The brilliantly written ‘Mitochondrial’ discusses, among other things, Ireland’s troubled past with Iceland. Traynor writes confidently of how:
In school books the Viking Wife was always thick-plaited – apple cheeks blushed red in her sea-shell face. She offered a plate of bread, her homely skill the obverse of the rape, the slaughter, all bloodiness exported to the shores of neighbouring lands where the surf foamed pink. But Iceland tells a different story; dull-haired Celtic wives, noses running with cold, faces like slapped arses, bawling with rage at their dead Irish men as they were dragged to this wind-whipped rock.
Traynor is equally astute in ‘Fire God’, included below in its entirety:
Touching the night with bright fingers I travel backwards up the down-flow, I break the rules. On the edge of an estate, in a city of the imagination, a horse runs burning through the avenues. In the Phoenix Park, watch for my ashes on the dawn. Peel polyester from the bone. Money burns.
Liffey Swim is a confident first collection. The quality of its work guarantees that Traynor is a poet to keep reading and listening to. Her language is fresh, erudite and engaging. Her writing future is sure to be a bright one.

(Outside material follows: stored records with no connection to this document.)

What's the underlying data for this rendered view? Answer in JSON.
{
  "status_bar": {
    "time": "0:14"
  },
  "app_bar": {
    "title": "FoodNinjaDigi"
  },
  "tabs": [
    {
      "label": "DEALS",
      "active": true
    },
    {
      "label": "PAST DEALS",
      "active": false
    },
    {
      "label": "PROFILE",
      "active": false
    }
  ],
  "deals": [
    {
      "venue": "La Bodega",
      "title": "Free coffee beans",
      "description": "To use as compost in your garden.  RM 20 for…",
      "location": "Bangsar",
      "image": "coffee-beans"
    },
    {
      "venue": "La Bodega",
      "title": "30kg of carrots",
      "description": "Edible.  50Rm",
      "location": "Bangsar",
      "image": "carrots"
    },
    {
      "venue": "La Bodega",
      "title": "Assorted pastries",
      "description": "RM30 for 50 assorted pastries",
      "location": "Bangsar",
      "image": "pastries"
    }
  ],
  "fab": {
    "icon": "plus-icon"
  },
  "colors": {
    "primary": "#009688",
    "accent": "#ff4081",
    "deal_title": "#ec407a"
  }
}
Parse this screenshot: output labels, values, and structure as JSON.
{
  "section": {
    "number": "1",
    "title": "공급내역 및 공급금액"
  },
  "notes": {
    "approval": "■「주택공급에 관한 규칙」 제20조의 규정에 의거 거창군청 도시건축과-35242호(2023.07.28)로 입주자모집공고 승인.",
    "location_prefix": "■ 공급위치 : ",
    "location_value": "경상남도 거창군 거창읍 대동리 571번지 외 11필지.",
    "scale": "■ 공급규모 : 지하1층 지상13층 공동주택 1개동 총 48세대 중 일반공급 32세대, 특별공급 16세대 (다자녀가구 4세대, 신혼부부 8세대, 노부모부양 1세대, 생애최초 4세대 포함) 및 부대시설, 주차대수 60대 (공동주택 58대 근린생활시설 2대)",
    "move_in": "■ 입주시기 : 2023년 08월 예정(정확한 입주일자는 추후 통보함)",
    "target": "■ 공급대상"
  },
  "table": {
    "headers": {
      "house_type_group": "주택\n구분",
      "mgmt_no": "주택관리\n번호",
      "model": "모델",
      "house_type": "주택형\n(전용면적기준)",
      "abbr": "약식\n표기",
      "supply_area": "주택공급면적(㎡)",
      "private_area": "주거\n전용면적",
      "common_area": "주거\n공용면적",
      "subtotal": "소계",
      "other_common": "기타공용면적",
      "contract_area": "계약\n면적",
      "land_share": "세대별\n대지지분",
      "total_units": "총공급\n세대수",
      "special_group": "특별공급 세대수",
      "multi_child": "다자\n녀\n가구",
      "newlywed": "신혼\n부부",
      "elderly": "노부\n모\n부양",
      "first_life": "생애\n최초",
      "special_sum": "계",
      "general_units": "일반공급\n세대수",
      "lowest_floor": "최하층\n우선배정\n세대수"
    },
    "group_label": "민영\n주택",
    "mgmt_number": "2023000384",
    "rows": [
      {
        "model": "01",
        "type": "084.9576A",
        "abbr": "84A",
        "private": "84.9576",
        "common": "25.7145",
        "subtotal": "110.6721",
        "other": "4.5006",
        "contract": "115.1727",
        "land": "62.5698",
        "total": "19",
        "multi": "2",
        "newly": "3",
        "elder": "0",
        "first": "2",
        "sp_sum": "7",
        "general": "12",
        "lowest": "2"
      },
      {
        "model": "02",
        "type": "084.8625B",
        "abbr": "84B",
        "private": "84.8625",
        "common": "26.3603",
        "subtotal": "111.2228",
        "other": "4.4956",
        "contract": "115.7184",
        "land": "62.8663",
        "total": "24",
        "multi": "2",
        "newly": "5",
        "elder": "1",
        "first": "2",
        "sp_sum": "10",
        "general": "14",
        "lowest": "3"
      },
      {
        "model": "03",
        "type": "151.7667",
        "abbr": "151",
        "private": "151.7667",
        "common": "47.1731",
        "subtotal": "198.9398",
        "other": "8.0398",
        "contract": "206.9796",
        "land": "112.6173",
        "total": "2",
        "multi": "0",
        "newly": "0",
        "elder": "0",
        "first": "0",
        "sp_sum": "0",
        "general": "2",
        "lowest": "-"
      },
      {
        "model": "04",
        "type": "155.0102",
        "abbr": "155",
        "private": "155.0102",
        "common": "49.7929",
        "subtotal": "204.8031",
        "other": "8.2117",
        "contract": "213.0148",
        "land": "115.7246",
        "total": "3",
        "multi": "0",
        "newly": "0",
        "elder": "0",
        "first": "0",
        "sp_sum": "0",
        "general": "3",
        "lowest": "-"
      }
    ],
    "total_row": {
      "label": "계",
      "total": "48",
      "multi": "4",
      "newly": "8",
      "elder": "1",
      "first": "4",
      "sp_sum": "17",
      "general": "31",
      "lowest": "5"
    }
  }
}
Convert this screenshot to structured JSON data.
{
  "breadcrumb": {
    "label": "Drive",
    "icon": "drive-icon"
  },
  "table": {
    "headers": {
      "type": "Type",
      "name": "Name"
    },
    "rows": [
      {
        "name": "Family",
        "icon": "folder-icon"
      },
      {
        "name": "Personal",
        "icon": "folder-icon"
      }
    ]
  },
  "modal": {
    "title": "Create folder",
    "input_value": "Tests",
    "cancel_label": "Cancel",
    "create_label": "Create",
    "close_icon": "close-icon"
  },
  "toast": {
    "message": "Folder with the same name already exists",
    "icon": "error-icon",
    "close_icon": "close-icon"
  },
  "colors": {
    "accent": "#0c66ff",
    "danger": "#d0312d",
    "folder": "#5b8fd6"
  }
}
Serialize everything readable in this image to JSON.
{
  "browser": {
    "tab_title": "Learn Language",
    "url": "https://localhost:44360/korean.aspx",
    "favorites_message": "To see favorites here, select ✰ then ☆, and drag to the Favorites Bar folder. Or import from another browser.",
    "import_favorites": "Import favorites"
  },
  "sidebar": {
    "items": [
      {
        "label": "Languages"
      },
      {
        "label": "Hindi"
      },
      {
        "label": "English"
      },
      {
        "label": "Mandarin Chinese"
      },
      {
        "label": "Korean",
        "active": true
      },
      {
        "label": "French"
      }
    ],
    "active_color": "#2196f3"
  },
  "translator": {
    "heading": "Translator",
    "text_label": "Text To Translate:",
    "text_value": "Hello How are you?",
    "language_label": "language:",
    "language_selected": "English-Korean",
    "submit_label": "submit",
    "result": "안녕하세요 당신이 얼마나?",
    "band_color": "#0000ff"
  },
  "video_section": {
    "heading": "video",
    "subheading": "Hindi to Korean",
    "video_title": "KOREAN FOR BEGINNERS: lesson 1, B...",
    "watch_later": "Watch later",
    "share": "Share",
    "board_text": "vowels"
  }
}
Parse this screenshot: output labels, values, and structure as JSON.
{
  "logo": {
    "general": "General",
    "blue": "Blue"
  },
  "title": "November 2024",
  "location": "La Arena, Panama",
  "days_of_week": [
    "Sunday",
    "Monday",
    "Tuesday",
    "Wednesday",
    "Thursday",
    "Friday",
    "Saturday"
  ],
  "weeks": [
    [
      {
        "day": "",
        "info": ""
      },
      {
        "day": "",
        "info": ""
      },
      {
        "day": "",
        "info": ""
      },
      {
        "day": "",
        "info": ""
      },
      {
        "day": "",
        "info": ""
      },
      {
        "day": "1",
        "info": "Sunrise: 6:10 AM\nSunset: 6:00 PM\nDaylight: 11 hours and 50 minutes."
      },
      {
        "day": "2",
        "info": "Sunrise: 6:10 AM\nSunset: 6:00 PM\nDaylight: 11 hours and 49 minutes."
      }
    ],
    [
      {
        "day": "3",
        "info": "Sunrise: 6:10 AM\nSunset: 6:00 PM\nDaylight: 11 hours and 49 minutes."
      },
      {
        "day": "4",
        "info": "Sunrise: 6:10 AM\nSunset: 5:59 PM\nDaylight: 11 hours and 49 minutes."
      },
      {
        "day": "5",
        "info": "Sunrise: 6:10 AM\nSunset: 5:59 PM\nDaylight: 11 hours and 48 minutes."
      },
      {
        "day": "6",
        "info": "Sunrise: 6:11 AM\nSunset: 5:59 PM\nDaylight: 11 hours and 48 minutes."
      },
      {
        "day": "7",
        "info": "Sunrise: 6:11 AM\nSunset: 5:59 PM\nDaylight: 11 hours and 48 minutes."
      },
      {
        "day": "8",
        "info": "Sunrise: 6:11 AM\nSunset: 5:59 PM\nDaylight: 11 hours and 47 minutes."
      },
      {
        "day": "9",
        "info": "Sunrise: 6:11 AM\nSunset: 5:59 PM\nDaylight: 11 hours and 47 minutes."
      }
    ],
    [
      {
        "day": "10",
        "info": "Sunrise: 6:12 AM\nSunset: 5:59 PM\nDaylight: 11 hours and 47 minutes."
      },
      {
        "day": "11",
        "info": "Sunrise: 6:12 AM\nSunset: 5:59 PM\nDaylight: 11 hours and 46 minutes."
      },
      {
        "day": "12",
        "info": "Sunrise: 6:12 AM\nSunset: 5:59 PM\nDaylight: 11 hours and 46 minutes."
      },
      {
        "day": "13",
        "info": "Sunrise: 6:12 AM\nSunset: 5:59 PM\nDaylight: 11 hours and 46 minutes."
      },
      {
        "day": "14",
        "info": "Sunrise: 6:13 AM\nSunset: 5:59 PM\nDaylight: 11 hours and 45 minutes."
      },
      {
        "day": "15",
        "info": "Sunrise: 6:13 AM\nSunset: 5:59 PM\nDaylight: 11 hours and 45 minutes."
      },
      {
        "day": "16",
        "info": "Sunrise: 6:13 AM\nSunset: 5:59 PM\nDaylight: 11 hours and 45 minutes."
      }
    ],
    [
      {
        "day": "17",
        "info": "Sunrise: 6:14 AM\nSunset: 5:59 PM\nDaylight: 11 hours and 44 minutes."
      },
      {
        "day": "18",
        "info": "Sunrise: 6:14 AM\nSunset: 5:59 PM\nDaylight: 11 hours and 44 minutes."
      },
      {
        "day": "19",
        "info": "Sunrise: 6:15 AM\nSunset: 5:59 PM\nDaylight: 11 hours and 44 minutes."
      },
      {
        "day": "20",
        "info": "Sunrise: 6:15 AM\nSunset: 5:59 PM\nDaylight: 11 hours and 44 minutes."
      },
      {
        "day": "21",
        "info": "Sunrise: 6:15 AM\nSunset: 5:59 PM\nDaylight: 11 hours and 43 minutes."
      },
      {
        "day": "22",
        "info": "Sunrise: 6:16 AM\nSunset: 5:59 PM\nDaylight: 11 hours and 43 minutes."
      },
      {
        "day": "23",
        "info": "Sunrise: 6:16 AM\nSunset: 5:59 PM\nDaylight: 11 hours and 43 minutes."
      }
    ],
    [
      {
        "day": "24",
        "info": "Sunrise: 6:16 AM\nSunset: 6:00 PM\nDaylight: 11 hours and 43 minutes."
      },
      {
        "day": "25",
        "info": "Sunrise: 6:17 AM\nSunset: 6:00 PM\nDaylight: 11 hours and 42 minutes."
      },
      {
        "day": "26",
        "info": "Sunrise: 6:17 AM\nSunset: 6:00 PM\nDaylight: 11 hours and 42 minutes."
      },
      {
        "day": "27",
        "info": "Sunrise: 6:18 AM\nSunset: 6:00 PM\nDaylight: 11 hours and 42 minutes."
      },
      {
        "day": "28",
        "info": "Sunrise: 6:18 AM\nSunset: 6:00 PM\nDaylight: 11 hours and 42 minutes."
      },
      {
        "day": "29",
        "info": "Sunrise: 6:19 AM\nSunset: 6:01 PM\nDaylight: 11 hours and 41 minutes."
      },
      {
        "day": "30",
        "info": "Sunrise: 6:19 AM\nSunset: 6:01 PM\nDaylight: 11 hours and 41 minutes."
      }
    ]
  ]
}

The three collections represented in this review provide the smallest selection of the Irish poetry publishing scene. Even so, they give the impression that there is a robust small press industry despite recent economic difficulties and significant reductions to arts funding. It is also encouraging to note such poetic diversity and to acknowledge the range of subject matter these poets are writing about from Belfast, Connemara and Dublin.